Taking too much procyclidine may cause the following:

  • agitation, restlessness, confusion and fast heart beat with severe sleeplessness. The effects can last for up to 4 days.

People who have taken too much procyclidine, should talk to a doctor or go to a hospital straight away. Take the medicine pack with you.

If you think you, or someone you care for, might have accidentally taken more than the recommended dose of procyclidine or intentional overdose is suspected, contact your local hospital, GP or if in England call 111 or NHS Direct. In Scotland call NHS 24. In Wales, call NHS Direct Wales. In the case of medical emergencies, always dial 999.

MISSED DOSE

If you miss a dose, take it as soon as you remember. If it is near the time of the next dose, skip the missed dose and resume your usual dosing schedule. Do not double the dose to catch up.

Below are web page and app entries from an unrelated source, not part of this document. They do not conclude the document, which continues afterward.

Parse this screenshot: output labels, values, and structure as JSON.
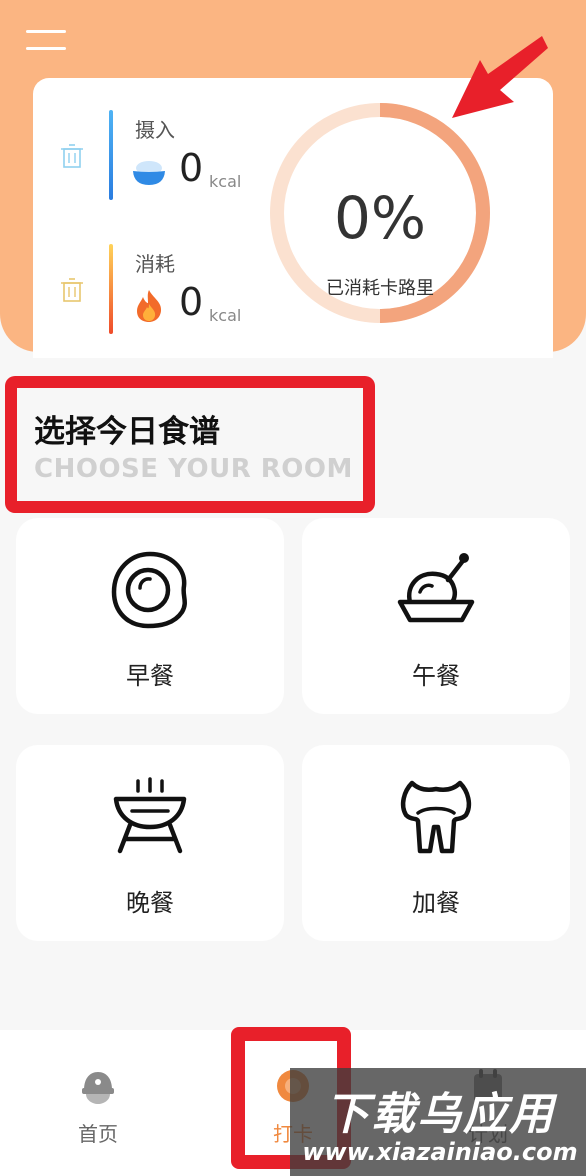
{
  "summary": {
    "intake": {
      "label": "摄入",
      "value": "0",
      "unit": "kcal"
    },
    "burned": {
      "label": "消耗",
      "value": "0",
      "unit": "kcal"
    },
    "progress": {
      "percent_text": "0%",
      "caption": "已消耗卡路里",
      "fraction": 0
    }
  },
  "section": {
    "title": "选择今日食谱",
    "subtitle": "CHOOSE YOUR ROOM"
  },
  "meals": [
    {
      "label": "早餐",
      "icon": "fried-egg-icon"
    },
    {
      "label": "午餐",
      "icon": "roast-chicken-icon"
    },
    {
      "label": "晚餐",
      "icon": "grill-icon"
    },
    {
      "label": "加餐",
      "icon": "snack-icon"
    }
  ],
  "nav": {
    "home": {
      "label": "首页",
      "icon": "home-icon"
    },
    "checkin": {
      "label": "打卡",
      "icon": "checkin-icon"
    },
    "plan": {
      "label": "计划",
      "icon": "plan-icon"
    }
  },
  "watermark": {
    "title": "下载乌应用",
    "url": "www.xiazainiao.com"
  },
  "colors": {
    "header": "#fbb582",
    "accent": "#f0893f",
    "highlight": "#e8202a",
    "ring_track": "#fbe1d0",
    "ring_fill": "#f3a47d"
  }
}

Find a medication

Search by medication name for information on over-the-counter or prescription medications including side effects and interactions.
indicates detailed medicines information

Source: Selected from data included with permission and copyrighted by Boots UK Limited or TicTac Communications Ltd. This copyrighted material is sourced from a licensed data provider and is not for distribution, except as may be authorised by the applicable terms of use.
CONDITIONS OF USE: The information in this database is intended to supplement, not substitute for, the expertise and judgement of healthcare professionals. The information is not intended to cover all possible uses, directions, precautions, drug interactions or adverse events, nor should it be construed to indicate that use of a particular medicine is safe, appropriate or effective for you or anyone else. A healthcare professional should be consulted before taking any medicine, changing any diet, or discontinuing any course of treatment.

Search for a medicine or treatment

Search by medicine name or treatment for information including side effects and interactions.

Ex. Simvastatin, Ibuprofen, Amitriptyline Hydrochlorine

Popular Slideshows & Tools on Boots WebMD

woman looking at pregnancy test
Early pregnancy symptoms
donut on plate
The truth about sugar addiction
womans toned abdomen
A workout for a toned tummy
79x79_less_is_more_with_exercise.jpg
Which exercises are safe?
hand extinguishing cigarette
13 best tips to stop smoking
Immune-boosting foods
The role of diet
79x79_not_good_for_you.jpg
18 secrets men want you to know
boy looking at broccoli
Quick tips for feeding picky eaters
hamburger and fries
A guide for beginners
salmon dinner
A diet to boost your mood & energy
polka dot dress on hangar
Lose weight without dieting